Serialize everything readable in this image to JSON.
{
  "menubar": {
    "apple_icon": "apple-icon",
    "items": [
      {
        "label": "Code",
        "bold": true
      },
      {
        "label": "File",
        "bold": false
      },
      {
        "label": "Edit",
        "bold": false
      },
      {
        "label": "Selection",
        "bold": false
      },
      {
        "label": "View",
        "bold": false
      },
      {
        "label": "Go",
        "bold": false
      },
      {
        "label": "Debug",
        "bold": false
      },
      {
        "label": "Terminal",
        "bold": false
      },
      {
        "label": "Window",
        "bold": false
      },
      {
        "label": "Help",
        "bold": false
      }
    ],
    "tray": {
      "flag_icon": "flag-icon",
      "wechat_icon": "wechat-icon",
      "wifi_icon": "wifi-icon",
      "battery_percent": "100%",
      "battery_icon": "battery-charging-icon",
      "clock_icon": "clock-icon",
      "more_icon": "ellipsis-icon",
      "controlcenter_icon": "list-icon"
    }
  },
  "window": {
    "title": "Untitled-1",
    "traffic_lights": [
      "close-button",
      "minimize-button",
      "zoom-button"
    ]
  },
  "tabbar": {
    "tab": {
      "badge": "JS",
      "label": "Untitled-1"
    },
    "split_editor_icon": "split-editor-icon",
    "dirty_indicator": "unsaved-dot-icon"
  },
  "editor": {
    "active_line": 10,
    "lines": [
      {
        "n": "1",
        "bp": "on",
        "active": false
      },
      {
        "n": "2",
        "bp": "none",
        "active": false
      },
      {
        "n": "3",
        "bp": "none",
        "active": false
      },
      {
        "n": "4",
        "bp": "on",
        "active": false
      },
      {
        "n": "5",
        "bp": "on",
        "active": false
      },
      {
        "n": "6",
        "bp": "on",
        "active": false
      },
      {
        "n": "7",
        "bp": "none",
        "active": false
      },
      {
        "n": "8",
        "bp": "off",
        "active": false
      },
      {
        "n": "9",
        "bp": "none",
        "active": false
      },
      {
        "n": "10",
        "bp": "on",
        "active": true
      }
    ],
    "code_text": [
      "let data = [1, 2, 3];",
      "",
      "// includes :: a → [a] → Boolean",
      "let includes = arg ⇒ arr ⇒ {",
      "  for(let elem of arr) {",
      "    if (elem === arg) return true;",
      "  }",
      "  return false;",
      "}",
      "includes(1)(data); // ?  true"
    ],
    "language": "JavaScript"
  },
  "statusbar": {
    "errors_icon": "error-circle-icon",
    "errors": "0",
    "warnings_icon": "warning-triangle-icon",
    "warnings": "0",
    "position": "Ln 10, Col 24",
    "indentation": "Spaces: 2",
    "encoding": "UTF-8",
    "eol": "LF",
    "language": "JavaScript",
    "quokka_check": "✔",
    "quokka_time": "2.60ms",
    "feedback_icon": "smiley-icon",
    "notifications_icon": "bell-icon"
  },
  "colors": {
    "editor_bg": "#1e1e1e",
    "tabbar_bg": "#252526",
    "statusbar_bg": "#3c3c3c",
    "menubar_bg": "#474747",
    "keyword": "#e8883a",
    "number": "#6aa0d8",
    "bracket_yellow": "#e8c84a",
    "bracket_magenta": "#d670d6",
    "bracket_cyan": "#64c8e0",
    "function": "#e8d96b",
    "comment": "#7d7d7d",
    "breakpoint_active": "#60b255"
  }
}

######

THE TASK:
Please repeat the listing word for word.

SOLUTION TO THIS EXERCISE:
Serialize everything readable in this image to JSON.
{
  "menubar": {
    "apple_icon": "apple-icon",
    "items": [
      {
        "label": "Code",
        "bold": true
      },
      {
        "label": "File",
        "bold": false
      },
      {
        "label": "Edit",
        "bold": false
      },
      {
        "label": "Selection",
        "bold": false
      },
      {
        "label": "View",
        "bold": false
      },
      {
        "label": "Go",
        "bold": false
      },
      {
        "label": "Debug",
        "bold": false
      },
      {
        "label": "Terminal",
        "bold": false
      },
      {
        "label": "Window",
        "bold": false
      },
      {
        "label": "Help",
        "bold": false
      }
    ],
    "tray": {
      "flag_icon": "flag-icon",
      "wechat_icon": "wechat-icon",
      "wifi_icon": "wifi-icon",
      "battery_percent": "100%",
      "battery_icon": "battery-charging-icon",
      "clock_icon": "clock-icon",
      "more_icon": "ellipsis-icon",
      "controlcenter_icon": "list-icon"
    }
  },
  "window": {
    "title": "Untitled-1",
    "traffic_lights": [
      "close-button",
      "minimize-button",
      "zoom-button"
    ]
  },
  "tabbar": {
    "tab": {
      "badge": "JS",
      "label": "Untitled-1"
    },
    "split_editor_icon": "split-editor-icon",
    "dirty_indicator": "unsaved-dot-icon"
  },
  "editor": {
    "active_line": 10,
    "lines": [
      {
        "n": "1",
        "bp": "on",
        "active": false
      },
      {
        "n": "2",
        "bp": "none",
        "active": false
      },
      {
        "n": "3",
        "bp": "none",
        "active": false
      },
      {
        "n": "4",
        "bp": "on",
        "active": false
      },
      {
        "n": "5",
        "bp": "on",
        "active": false
      },
      {
        "n": "6",
        "bp": "on",
        "active": false
      },
      {
        "n": "7",
        "bp": "none",
        "active": false
      },
      {
        "n": "8",
        "bp": "off",
        "active": false
      },
      {
        "n": "9",
        "bp": "none",
        "active": false
      },
      {
        "n": "10",
        "bp": "on",
        "active": true
      }
    ],
    "code_text": [
      "let data = [1, 2, 3];",
      "",
      "// includes :: a → [a] → Boolean",
      "let includes = arg ⇒ arr ⇒ {",
      "  for(let elem of arr) {",
      "    if (elem === arg) return true;",
      "  }",
      "  return false;",
      "}",
      "includes(1)(data); // ?  true"
    ],
    "language": "JavaScript"
  },
  "statusbar": {
    "errors_icon": "error-circle-icon",
    "errors": "0",
    "warnings_icon": "warning-triangle-icon",
    "warnings": "0",
    "position": "Ln 10, Col 24",
    "indentation": "Spaces: 2",
    "encoding": "UTF-8",
    "eol": "LF",
    "language": "JavaScript",
    "quokka_check": "✔",
    "quokka_time": "2.60ms",
    "feedback_icon": "smiley-icon",
    "notifications_icon": "bell-icon"
  },
  "colors": {
    "editor_bg": "#1e1e1e",
    "tabbar_bg": "#252526",
    "statusbar_bg": "#3c3c3c",
    "menubar_bg": "#474747",
    "keyword": "#e8883a",
    "number": "#6aa0d8",
    "bracket_yellow": "#e8c84a",
    "bracket_magenta": "#d670d6",
    "bracket_cyan": "#64c8e0",
    "function": "#e8d96b",
    "comment": "#7d7d7d",
    "breakpoint_active": "#60b255"
  }
}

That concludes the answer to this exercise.